A very useful site is the Global Policy Forum, which is an independent organisation that monitors the work of the UN and critically reviews global policy-making efforts. Some of their focus topics are: UN reforms, financing and directions, corporate influence on policy-making, food and hunger and humanitarian intervention.

Global Issues has some good briefs on a wide range of contemporary topics from poverty to global warming, the global financial crisis and the Syrian conflict.

Other Sources

Newspapers can be a great source though be careful of bias and not just in editorials. As general sources:

  • The Economist is a good source of international news - their website only has limited access before you have to subscribe, for UOW students you can access it through the library database called Factiva, for external students you may be able to read it at your local library.
  • Al Jazeera have very strong international coverage, as does BBC World and the New York Times.

Try searching for local newspapers in the country you're studying, if you're studying a relevant language here is the chance to put some of your skills to the test. If not, many countries will have an English language paper or edition, for example, Indonesia has the Jakarta Post.

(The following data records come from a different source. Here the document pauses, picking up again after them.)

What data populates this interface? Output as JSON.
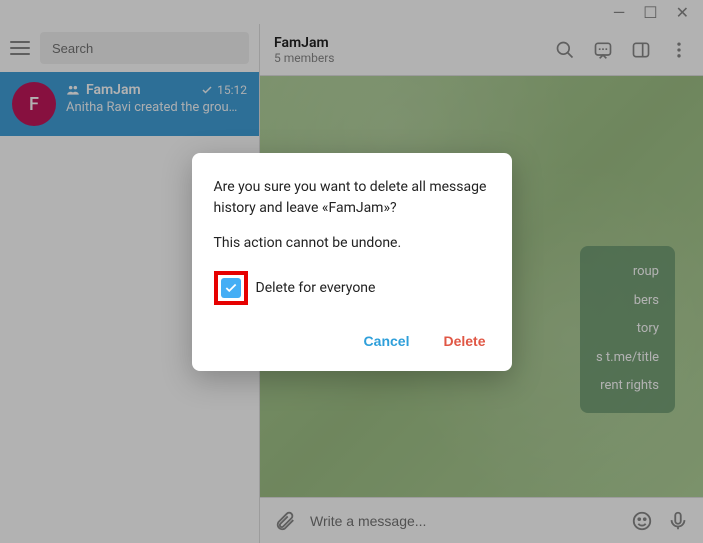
{
  "window": {
    "min": "—",
    "max": "☐",
    "close": "✕"
  },
  "sidebar": {
    "search_placeholder": "Search",
    "chat": {
      "avatar": "F",
      "name": "FamJam",
      "time": "15:12",
      "preview": "Anitha Ravi created the grou…"
    }
  },
  "header": {
    "title": "FamJam",
    "subtitle": "5 members"
  },
  "menu": {
    "items": [
      "roup",
      "bers",
      "tory",
      "s t.me/title",
      "rent rights"
    ]
  },
  "composer": {
    "placeholder": "Write a message..."
  },
  "dialog": {
    "text": "Are you sure you want to delete all message history and leave «FamJam»?",
    "warning": "This action cannot be undone.",
    "checkbox_label": "Delete for everyone",
    "cancel": "Cancel",
    "delete": "Delete"
  }
}
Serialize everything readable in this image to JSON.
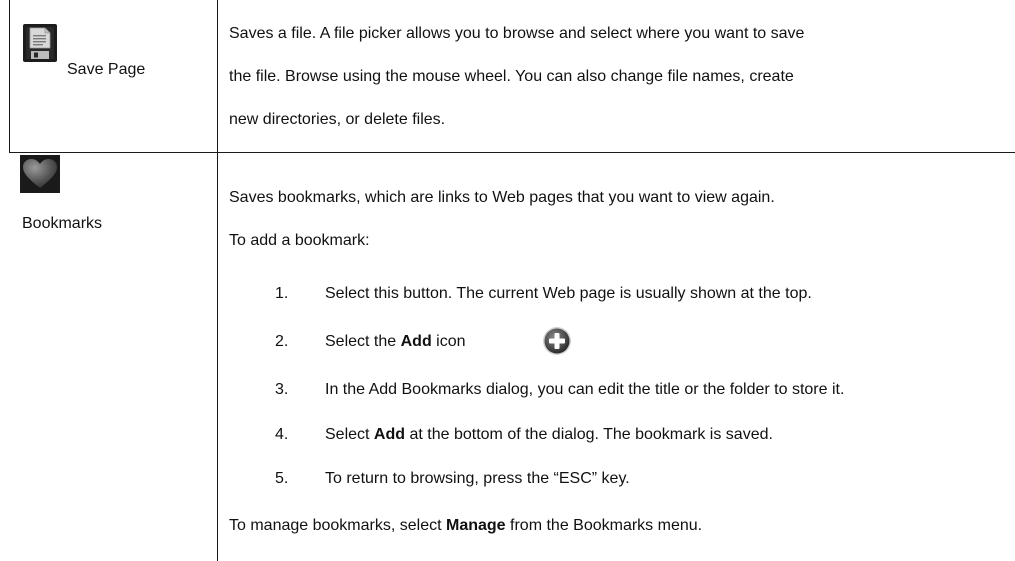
{
  "rows": [
    {
      "name": "Save Page",
      "icon": "floppy-disk-icon",
      "description_lines": [
        "Saves a file. A file picker allows you to browse and select where you want to save",
        "the file. Browse using the mouse wheel. You can also change file names, create",
        "new directories, or delete files."
      ]
    },
    {
      "name": "Bookmarks",
      "icon": "heart-icon",
      "intro": "Saves bookmarks, which are links to Web pages that you want to view again.",
      "add_heading": "To add a bookmark:",
      "steps": [
        {
          "num": "1.",
          "text": "Select this button. The current Web page is usually shown at the top."
        },
        {
          "num": "2.",
          "before": "Select the ",
          "bold": "Add",
          "after": " icon",
          "icon": "add-plus-icon"
        },
        {
          "num": "3.",
          "text": "In the Add Bookmarks dialog, you can edit the title or the folder to store it."
        },
        {
          "num": "4.",
          "before": "Select ",
          "bold": "Add",
          "after": " at the bottom of the dialog. The bookmark is saved."
        },
        {
          "num": "5.",
          "text": "To return to browsing, press the “ESC” key."
        }
      ],
      "manage": {
        "before": "To manage bookmarks, select ",
        "bold": "Manage",
        "after": " from the Bookmarks menu."
      }
    }
  ],
  "colors": {
    "icon_dark": "#1c1c1c",
    "icon_light": "#d8d8d8",
    "line": "#1a1a1a"
  }
}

There are a range of domestic sources from the country you're studying too, starting with the government's official website and they often have an English version with at least some information. One key agency to look up is your country's Ministry or Department for/of Foreign Affairs (it may also be called the State Department, External Affairs, etc.) because you need to know the country's official foreign policy. Look for a recent 'White Paper' (an authoritative report or guide from the government outlining its current position on a topic), if there isn't one read through the key issues listed on the websites and look for recent speeches by the Foreign Ministers. Other good domestic sources are local think tanks and NGOs.

  • Look for academic papers analysing the foreign policy of the country you are representing - if you have access to a university or other library, start with their databases. If not start with Google Scholar or try or ResearchGate.

Icon qmark.gif

Did you know

Foreign Policy Making

Realist international relations theory historically treated the state as a unitary actor and its insides were a black box. The theory says that foreign policy is simply based on “national interest” (though precisely what this is or who gets to define it is not always clear) and that the state will pursue this coherently through foreign policy. Other theories reject this approach and look at foreign policy making as a contested realm like other areas of public policy. In studying how your country makes its foreign policy, issues you might like to consider include:

  • How do ideational directions in the country, or amongst decision-makers, impact thinking about the issue? For example, consider how norms about human rights, social justice, equality, freedom or individual rights may impact thinking on the topic.
  • How do the material interests of the country impact decision-making on this issue?
  • Where does foreign policy decision-making really lie? It may not be with the foreign affairs ministry, rather lie with the prime minister or president and thus you may need to look at statements from their him/her rather than from the foreign minister.
    • Has “group think” (encompassing the desire to get consensus and to be accepted by the group) limited the constrained the quality of decision-making?
    • Have bureaucratic interests shaped the process and decision?
  • Which other actors (departments, external organisation, media, or individuals inside or outside government) are influential in this debate?
  • How is decision-making done? Is this a separate decision or part of a sequences of decisions being made on an issue?
  • How is the government balancing the demands of domestic and external actors (e.g. allies)?

Source: Valerie Hudson, “Foreign Policy Analysis: Actor-Specific Theory and the Ground of IR”, Foreign Policy Analysis 1(2) 2005: 1-30.